Page and application data records
⟨

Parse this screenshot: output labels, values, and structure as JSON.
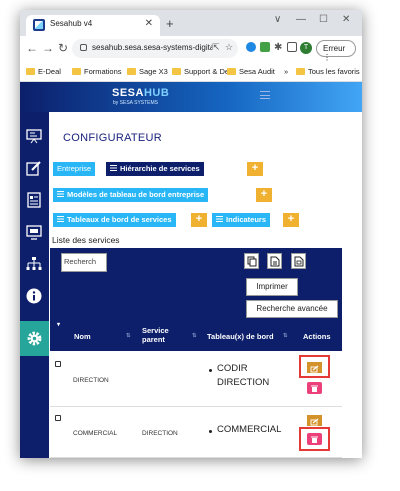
{
  "browser": {
    "tab_title": "Sesahub v4",
    "url": "sesahub.sesa.sesa-systems-digital.co...",
    "profile_initial": "T",
    "error_label": "Erreur",
    "bookmarks": [
      "E-Deal",
      "Formations",
      "Sage X3",
      "Support & Dev",
      "Sesa Audit",
      "Tous les favoris"
    ],
    "bookmarks_overflow": "»"
  },
  "app": {
    "brand_part1": "SESA",
    "brand_part2": "HUB",
    "brand_sub": "by SESA SYSTEMS",
    "page_title": "CONFIGURATEUR",
    "buttons": {
      "entreprise": "Entreprise",
      "hierarchie": "Hiérarchie de services",
      "modeles": "Modèles de tableau de bord entreprise",
      "tableaux": "Tableaux de bord de services",
      "indicateurs": "Indicateurs",
      "plus": "+"
    },
    "section_label": "Liste des services",
    "search_placeholder": "Recherch",
    "print_label": "Imprimer",
    "advanced_search_label": "Recherche avancée",
    "table": {
      "headers": [
        "Nom",
        "Service parent",
        "Tableau(x) de bord",
        "Actions"
      ],
      "rows": [
        {
          "nom": "DIRECTION",
          "parent": "",
          "tableaux_line1": "CODIR",
          "tableaux_line2": "DIRECTION"
        },
        {
          "nom": "COMMERCIAL",
          "parent": "DIRECTION",
          "tableaux_line1": "COMMERCIAL",
          "tableaux_line2": ""
        }
      ]
    },
    "sidebar_icons": [
      "presentation-icon",
      "edit-document-icon",
      "report-icon",
      "monitor-icon",
      "hierarchy-icon",
      "info-icon",
      "settings-icon"
    ]
  },
  "colors": {
    "navy": "#0d1f6b",
    "cyan": "#29b6f6",
    "orange": "#f0b030",
    "teal": "#26a69a",
    "pink": "#ec407a",
    "highlight": "#e53935"
  }
}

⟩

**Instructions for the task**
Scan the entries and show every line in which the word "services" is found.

**Written solution**
      "hierarchie": "Hiérarchie de services",
      "tableaux": "Tableaux de bord de services",
    "section_label": "Liste des services",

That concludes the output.